Task objective
Which lines of the data contain the string "structured"? Copy every one.

╔══

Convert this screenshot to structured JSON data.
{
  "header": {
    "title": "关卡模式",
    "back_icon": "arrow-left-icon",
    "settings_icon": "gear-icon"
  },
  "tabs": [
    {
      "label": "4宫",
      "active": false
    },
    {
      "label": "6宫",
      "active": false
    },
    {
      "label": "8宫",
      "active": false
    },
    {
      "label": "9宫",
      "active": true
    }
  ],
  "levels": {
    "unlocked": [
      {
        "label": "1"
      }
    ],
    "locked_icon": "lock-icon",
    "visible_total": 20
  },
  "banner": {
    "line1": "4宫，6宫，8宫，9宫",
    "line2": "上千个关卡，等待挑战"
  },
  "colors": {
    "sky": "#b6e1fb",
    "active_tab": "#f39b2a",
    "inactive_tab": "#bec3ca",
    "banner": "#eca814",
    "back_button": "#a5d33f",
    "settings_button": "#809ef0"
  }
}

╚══
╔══

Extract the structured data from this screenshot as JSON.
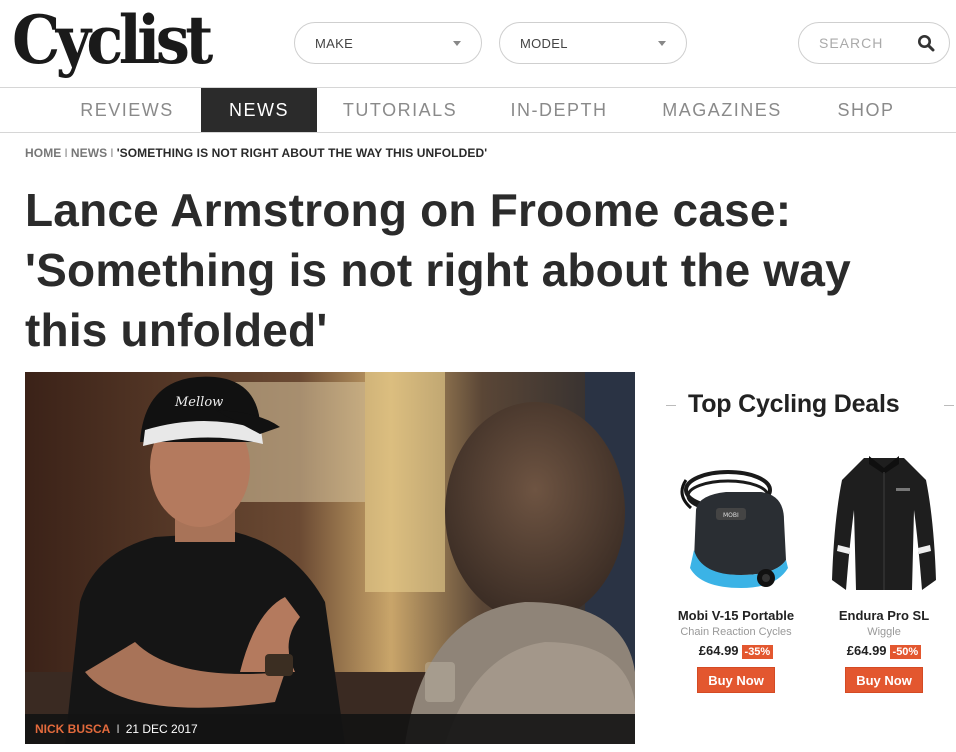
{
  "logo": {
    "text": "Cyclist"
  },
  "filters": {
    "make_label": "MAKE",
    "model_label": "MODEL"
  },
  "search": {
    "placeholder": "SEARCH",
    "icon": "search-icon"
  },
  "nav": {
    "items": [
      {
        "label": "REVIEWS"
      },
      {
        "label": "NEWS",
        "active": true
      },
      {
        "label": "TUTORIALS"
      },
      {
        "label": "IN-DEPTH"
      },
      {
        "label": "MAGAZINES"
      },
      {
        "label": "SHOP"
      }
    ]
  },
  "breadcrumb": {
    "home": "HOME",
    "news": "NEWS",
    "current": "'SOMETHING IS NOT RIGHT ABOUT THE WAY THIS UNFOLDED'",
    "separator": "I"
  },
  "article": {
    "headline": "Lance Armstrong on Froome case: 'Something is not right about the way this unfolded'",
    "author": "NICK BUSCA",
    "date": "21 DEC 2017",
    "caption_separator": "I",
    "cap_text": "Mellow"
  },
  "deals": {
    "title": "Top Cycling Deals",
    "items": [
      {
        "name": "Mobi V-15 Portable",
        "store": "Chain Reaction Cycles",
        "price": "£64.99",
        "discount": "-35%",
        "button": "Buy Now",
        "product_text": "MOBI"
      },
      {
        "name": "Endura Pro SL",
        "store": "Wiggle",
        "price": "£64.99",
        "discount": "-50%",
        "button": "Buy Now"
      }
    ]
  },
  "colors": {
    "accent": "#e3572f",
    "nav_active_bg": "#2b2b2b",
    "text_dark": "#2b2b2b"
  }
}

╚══

Answer to this exercise
Convert this screenshot to structured JSON data.
Extract the structured data from this screenshot as JSON.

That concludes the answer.